Search the records for the word "arrow" and copy every line in which it occurs.

- Input material -
○ ○ ○

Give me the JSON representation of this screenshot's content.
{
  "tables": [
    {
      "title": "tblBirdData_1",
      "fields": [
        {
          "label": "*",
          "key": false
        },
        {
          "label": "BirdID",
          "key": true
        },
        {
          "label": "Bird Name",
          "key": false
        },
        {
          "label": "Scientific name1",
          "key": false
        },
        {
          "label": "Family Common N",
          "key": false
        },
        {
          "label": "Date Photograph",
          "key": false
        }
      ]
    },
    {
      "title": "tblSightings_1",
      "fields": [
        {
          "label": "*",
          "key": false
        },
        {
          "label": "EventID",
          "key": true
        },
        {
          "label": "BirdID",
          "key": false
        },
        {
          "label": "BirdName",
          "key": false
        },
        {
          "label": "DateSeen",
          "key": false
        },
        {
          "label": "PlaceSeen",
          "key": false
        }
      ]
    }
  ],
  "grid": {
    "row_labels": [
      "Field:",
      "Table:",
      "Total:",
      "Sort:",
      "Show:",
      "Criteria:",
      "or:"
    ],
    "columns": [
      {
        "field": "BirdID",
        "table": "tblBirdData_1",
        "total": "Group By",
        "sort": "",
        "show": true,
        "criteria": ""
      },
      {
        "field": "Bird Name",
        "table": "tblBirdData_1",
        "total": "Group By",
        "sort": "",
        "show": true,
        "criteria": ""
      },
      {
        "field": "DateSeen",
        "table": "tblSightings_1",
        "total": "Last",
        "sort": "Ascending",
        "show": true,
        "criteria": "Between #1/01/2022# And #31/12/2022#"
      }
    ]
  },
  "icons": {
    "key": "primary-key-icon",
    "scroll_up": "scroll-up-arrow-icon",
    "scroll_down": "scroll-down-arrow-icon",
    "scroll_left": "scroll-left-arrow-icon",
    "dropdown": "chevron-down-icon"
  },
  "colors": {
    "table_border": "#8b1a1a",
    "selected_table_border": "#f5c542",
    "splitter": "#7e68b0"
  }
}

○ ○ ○

- Answer to this task -
    "scroll_up": "scroll-up-arrow-icon",
    "scroll_down": "scroll-down-arrow-icon",
    "scroll_left": "scroll-left-arrow-icon",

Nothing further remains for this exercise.